[TASK TO CARRY OUT] Restate each record word for word, omitting whatever pictures it holds.

[LISTED RECORDS]
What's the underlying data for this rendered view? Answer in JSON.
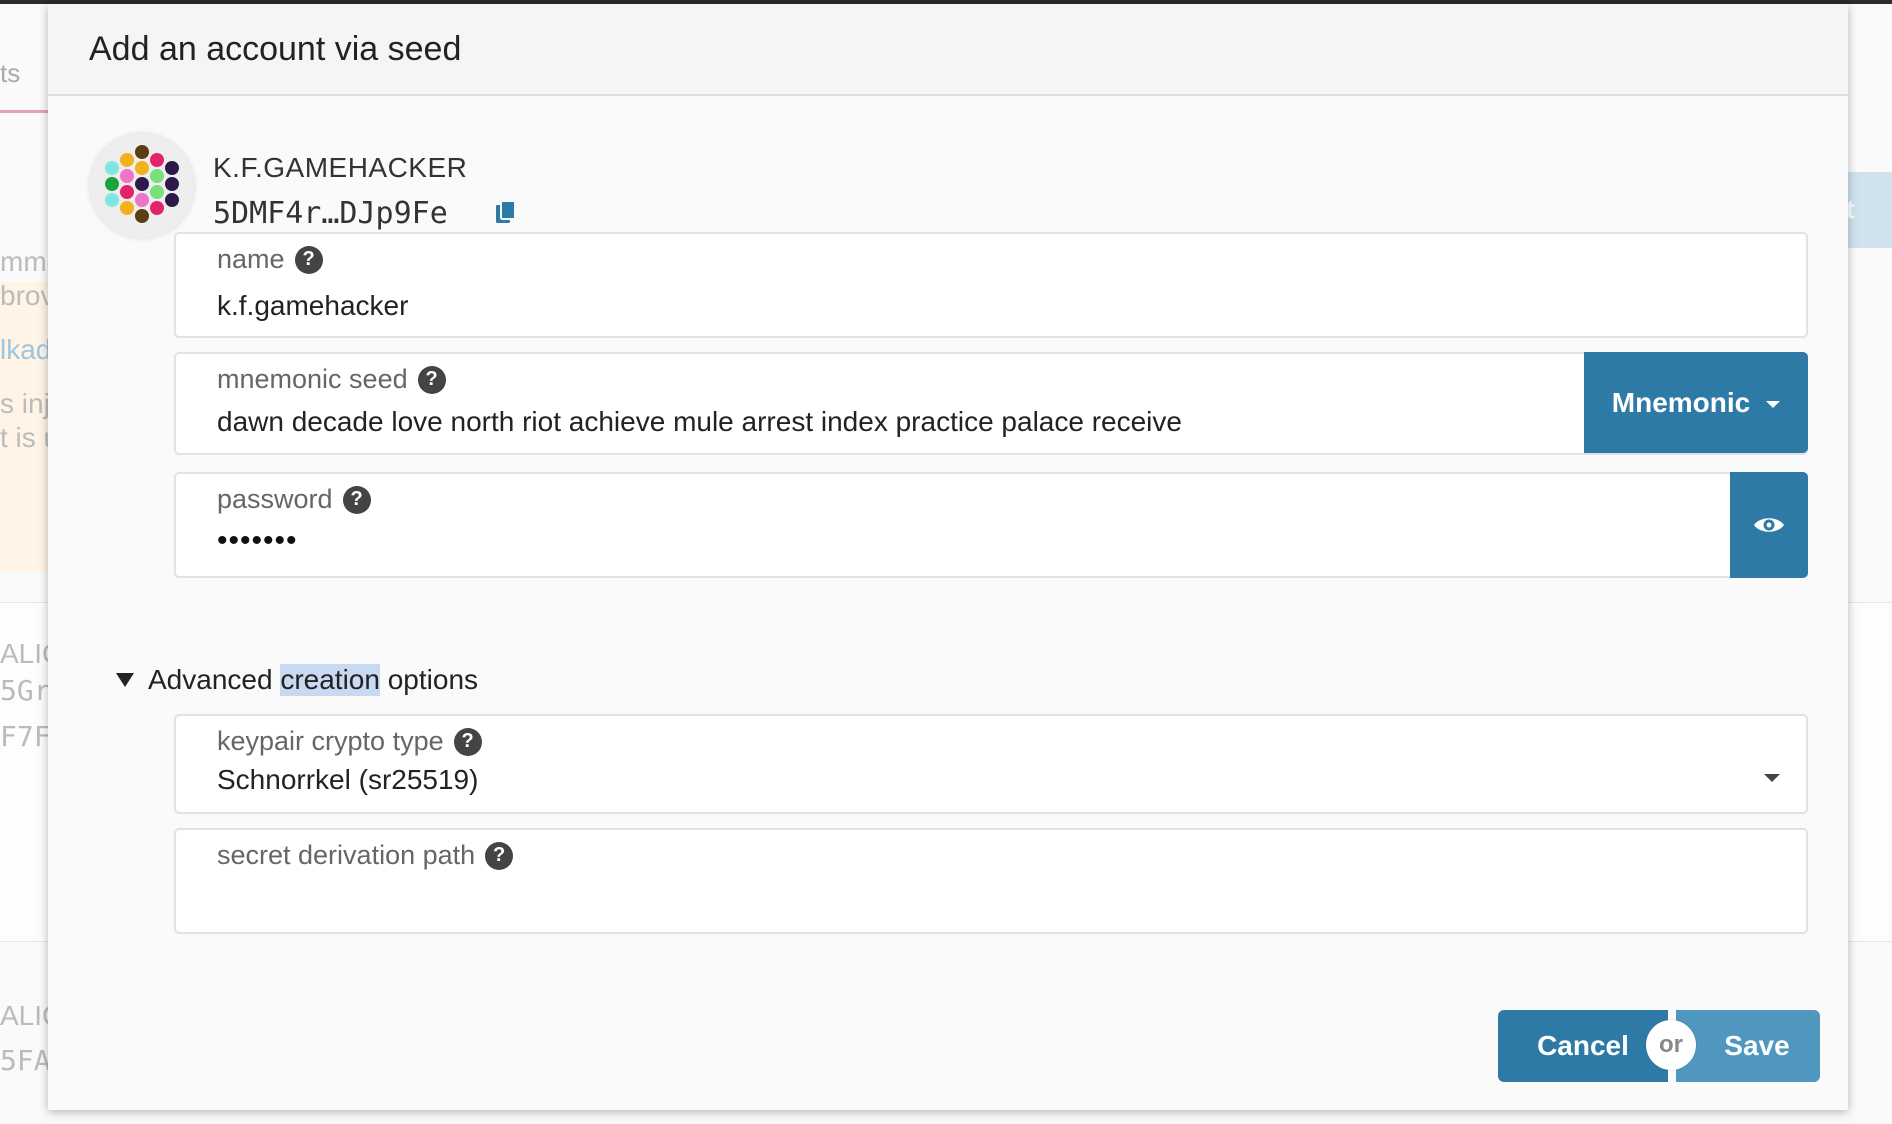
{
  "background": {
    "tab_fragment": "ts",
    "notice_fragments": [
      "mme",
      "brov",
      "lkad",
      "s inje",
      "t is u"
    ],
    "account_fragments": [
      "ALIC",
      "5Gr",
      "F7F",
      "ALIC",
      "5FA"
    ],
    "right_button_fragment": "t"
  },
  "modal": {
    "title": "Add an account via seed"
  },
  "identity": {
    "name": "K.F.GAMEHACKER",
    "address": "5DMF4r…DJp9Fe"
  },
  "fields": {
    "name": {
      "label": "name",
      "value": "k.f.gamehacker"
    },
    "seed": {
      "label": "mnemonic seed",
      "value": "dawn decade love north riot achieve mule arrest index practice palace receive",
      "type_button": "Mnemonic"
    },
    "password": {
      "label": "password",
      "value_masked": "•••••••"
    },
    "crypto_type": {
      "label": "keypair crypto type",
      "value": "Schnorrkel (sr25519)"
    },
    "derivation_path": {
      "label": "secret derivation path",
      "value": ""
    }
  },
  "advanced": {
    "label_before": "Advanced ",
    "label_highlight": "creation",
    "label_after": " options",
    "expanded": true
  },
  "footer": {
    "cancel_label": "Cancel",
    "or_label": "or",
    "save_label": "Save"
  },
  "colors": {
    "primary": "#2e7aa6",
    "save": "#4f97be",
    "text_highlight": "#c8daf2"
  },
  "icons": {
    "copy": "copy-icon",
    "help": "help-icon",
    "eye": "eye-icon",
    "dropdown": "chevron-down-icon",
    "advanced_toggle": "triangle-down-icon"
  }
}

[ANSWER BOX]
What's the underlying data for this rendered view? Answer in JSON.
{
  "background": {
    "tab_fragment": "ts",
    "notice_fragments": [
      "mme",
      "brov",
      "lkad",
      "s inje",
      "t is u"
    ],
    "account_fragments": [
      "ALIC",
      "5Gr",
      "F7F",
      "ALIC",
      "5FA"
    ],
    "right_button_fragment": "t"
  },
  "modal": {
    "title": "Add an account via seed"
  },
  "identity": {
    "name": "K.F.GAMEHACKER",
    "address": "5DMF4r…DJp9Fe"
  },
  "fields": {
    "name": {
      "label": "name",
      "value": "k.f.gamehacker"
    },
    "seed": {
      "label": "mnemonic seed",
      "value": "dawn decade love north riot achieve mule arrest index practice palace receive",
      "type_button": "Mnemonic"
    },
    "password": {
      "label": "password",
      "value_masked": "•••••••"
    },
    "crypto_type": {
      "label": "keypair crypto type",
      "value": "Schnorrkel (sr25519)"
    },
    "derivation_path": {
      "label": "secret derivation path",
      "value": ""
    }
  },
  "advanced": {
    "label_before": "Advanced ",
    "label_highlight": "creation",
    "label_after": " options",
    "expanded": true
  },
  "footer": {
    "cancel_label": "Cancel",
    "or_label": "or",
    "save_label": "Save"
  },
  "colors": {
    "primary": "#2e7aa6",
    "save": "#4f97be",
    "text_highlight": "#c8daf2"
  },
  "icons": {
    "copy": "copy-icon",
    "help": "help-icon",
    "eye": "eye-icon",
    "dropdown": "chevron-down-icon",
    "advanced_toggle": "triangle-down-icon"
  }
}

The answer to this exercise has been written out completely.